Without a bilateral agreement, the importing registry cannot get the assurances they need that the aircraft is in airworthy condition.
In the example above, The UK Civil Aviation Authority (CAA) cannot issue an Export Certificate of Airworthiness in favor of the Chinese registry. Given the number of aircraft registries that exist, there are countless examples of where this problem can arise. However, buyers and sellers can often solve this dilemma by taking the interim step of registering the aircraft on the FAA registry, which has bilateral agreements with 48 different countries. The aircraft can be brought up to US standards, if necessary, and deemed airworthy, prior to transferring it to a new registry, when the new registry has a bilateral agreement with the US. The buyer can then proceed to register the aircraft on that registry after first deregistering from the FAA Registry.

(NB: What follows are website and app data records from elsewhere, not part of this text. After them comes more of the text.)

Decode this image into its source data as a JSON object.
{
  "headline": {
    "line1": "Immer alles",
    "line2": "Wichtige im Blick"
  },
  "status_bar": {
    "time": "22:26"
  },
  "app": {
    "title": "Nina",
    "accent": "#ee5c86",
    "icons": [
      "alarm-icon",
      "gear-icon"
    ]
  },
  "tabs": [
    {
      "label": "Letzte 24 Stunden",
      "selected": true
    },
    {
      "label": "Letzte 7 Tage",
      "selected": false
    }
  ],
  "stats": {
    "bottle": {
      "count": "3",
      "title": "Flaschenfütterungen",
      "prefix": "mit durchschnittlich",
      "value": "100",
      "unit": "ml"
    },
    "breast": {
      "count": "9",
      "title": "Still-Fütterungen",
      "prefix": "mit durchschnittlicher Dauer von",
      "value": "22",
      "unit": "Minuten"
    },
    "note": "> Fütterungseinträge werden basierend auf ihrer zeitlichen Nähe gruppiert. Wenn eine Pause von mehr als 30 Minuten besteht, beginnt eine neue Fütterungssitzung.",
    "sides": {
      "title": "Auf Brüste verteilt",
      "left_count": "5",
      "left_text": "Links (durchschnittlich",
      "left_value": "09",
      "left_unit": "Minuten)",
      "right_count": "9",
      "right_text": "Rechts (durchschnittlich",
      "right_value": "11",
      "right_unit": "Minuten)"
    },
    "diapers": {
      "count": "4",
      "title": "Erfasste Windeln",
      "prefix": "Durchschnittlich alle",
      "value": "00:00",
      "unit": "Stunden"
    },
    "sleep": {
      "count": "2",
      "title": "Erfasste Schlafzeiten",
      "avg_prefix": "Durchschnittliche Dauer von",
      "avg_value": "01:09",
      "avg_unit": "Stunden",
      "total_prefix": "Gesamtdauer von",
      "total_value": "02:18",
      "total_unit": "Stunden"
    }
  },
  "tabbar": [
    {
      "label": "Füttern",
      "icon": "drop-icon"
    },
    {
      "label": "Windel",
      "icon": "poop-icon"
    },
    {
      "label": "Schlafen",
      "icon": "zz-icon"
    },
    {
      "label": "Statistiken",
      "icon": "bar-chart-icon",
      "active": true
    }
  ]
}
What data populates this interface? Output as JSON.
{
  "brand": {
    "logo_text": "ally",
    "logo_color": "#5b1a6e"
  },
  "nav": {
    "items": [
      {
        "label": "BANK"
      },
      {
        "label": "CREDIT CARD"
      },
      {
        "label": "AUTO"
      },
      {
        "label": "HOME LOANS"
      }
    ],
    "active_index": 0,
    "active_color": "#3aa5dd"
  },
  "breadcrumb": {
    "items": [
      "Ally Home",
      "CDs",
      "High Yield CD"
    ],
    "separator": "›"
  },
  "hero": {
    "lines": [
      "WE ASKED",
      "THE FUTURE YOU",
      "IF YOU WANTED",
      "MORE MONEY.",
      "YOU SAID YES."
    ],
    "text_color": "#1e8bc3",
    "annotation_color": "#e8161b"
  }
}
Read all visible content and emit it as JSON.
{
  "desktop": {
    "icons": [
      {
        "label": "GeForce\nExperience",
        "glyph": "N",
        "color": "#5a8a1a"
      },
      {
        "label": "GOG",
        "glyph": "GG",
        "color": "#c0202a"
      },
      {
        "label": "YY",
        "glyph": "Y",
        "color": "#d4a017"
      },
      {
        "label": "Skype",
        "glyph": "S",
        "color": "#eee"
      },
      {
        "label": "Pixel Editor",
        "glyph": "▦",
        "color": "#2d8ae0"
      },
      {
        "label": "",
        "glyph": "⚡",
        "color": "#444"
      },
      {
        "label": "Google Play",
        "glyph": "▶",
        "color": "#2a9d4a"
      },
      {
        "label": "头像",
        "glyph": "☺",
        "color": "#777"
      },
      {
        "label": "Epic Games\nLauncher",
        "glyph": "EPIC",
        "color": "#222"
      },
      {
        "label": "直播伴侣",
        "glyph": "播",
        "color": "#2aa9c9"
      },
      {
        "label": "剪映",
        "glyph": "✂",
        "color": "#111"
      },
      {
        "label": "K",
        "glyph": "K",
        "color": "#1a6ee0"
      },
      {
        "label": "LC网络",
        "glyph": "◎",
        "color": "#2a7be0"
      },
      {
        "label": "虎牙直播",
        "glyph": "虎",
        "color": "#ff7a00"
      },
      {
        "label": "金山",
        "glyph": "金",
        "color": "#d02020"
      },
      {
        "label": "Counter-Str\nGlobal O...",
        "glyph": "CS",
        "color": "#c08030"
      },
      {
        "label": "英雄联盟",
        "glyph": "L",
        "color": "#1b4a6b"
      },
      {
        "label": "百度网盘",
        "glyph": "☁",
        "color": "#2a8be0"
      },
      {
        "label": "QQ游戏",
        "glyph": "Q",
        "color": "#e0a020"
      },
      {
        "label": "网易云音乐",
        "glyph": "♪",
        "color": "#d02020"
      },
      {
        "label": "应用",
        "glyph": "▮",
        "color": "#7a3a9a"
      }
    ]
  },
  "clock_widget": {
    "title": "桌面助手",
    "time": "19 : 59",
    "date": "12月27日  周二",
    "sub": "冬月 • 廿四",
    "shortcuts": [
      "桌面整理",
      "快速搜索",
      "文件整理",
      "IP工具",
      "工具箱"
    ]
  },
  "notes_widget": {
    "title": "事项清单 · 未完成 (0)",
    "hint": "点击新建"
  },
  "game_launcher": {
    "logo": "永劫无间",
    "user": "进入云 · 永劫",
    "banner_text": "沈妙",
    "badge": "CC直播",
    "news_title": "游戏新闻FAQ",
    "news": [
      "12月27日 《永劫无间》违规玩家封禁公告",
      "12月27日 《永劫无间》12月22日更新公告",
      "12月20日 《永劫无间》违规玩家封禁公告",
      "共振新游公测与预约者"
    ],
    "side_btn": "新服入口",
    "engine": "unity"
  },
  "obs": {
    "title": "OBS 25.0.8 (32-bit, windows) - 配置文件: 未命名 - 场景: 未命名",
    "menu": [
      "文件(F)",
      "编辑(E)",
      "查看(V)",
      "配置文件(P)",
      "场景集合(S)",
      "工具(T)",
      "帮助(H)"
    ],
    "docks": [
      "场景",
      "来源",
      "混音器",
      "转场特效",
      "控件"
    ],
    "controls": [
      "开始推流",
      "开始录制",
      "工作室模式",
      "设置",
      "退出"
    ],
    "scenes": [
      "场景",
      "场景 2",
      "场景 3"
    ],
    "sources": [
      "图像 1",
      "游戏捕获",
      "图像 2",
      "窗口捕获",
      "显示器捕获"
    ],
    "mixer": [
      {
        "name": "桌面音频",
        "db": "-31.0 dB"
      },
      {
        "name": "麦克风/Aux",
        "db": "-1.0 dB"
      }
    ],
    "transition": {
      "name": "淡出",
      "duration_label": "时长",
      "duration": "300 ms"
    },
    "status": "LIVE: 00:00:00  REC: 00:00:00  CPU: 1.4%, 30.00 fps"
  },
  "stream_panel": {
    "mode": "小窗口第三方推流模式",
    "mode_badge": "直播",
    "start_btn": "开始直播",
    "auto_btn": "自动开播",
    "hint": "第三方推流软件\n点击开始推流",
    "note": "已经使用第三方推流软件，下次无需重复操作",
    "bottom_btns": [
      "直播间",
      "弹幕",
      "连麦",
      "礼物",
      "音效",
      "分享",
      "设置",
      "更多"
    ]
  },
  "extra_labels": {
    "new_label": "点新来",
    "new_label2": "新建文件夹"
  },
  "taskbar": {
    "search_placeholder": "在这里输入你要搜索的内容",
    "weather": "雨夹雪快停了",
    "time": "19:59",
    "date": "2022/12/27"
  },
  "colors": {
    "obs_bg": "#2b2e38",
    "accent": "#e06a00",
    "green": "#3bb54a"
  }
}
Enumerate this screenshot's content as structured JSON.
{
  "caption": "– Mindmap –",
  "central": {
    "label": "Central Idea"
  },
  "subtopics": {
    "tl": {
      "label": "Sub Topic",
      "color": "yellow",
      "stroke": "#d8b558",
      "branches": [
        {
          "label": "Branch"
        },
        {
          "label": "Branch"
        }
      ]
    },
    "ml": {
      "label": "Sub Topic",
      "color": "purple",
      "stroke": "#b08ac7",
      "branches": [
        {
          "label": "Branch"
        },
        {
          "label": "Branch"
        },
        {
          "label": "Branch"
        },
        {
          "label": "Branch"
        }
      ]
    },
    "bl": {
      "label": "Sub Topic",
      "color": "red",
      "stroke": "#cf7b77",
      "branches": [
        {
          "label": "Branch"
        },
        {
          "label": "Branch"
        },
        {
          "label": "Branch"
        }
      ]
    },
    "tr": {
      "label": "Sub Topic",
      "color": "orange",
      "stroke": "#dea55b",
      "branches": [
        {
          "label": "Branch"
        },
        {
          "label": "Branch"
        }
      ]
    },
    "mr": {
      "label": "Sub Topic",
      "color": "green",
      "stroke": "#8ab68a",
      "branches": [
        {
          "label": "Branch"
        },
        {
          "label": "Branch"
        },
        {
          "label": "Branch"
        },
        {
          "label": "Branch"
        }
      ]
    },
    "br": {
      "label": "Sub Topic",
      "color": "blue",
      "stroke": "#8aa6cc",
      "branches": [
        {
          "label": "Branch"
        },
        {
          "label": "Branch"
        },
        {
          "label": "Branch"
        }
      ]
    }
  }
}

In the UK to China example, the seller would transfer the aircraft from the UK registry to the US FAA registry for a short period of time. The UK Civil Aviation Authority would issue an export certificate of airworthiness in favor of the US.
Since it is not likely that the UK owner qualifies for US citizenship per the FAA regulations, the UK owner/seller would use an FAA non-citizen trust to hold title to the aircraft and register it on the N registry. Once the aircraft is N-registered, an FAA Designated Airworthiness Representative (“DAR”) would inspect the aircraft log books, maintenance records, safety equipment, etc., and if the aircraft meets the FAA standards for airworthiness, the DAR would Issue a Standard Airworthiness Certificate. At the same time, the DAR would review the bilateral agreements between the US and China to make sure the aircraft meets the Chinese airworthiness standards, and then issue an Export Certificate of Airworthiness in favor of China. The UK owner/seller would then own an aircraft that can be sold to the Chinese buyer, and CAAC (the Chinese (B) Registry) could register the aircraft with the confidence that the aircraft is airworthy. At closing, the owner trustee for the UK beneficiary would transfer title to the Chinese buyer.
As an alternative, it is also possible to structure the transaction so that the Chinese buyer, rather than the UK owner/seller, utilizes the short-term trust and is responsible for hiring the DAR and having the Certificates of Airworthiness issued. The buyer may want assurances prior to closing that the aircraft will meet the FAA’s requirements. This assurance can be gained through a thorough pre-buy inspection.
There are many other variables in these types of transactions that buyers and sellers and their advisors need to address. VAT taxes and export trade compliance from the country of export, US import and subsequent export trade compliance, and potential state sales and use tax exposure need to be carefully considered. In the current environment, COVID-19 and travel restrictions can also impact the ferrying of the aircraft between countries.
Using the FAA registry as a clearinghouse can be an effective bridge to facilitate aircraft transactions between two non-US aircraft owners and their respective registries.
The TVPX group of companies provide Owner Trust Services through TVPX Aircraft Solutions, Inc. Customs Brokerage, Freight Forwarding, and DAR support services through TVPX, Inc., and Aviation Insurance Services through TVPX Aviation Insurance, Inc. to the business and commercial fixed wing and rotor wing aviation industries.
This article was originally published by TVPX on October 21, 2020.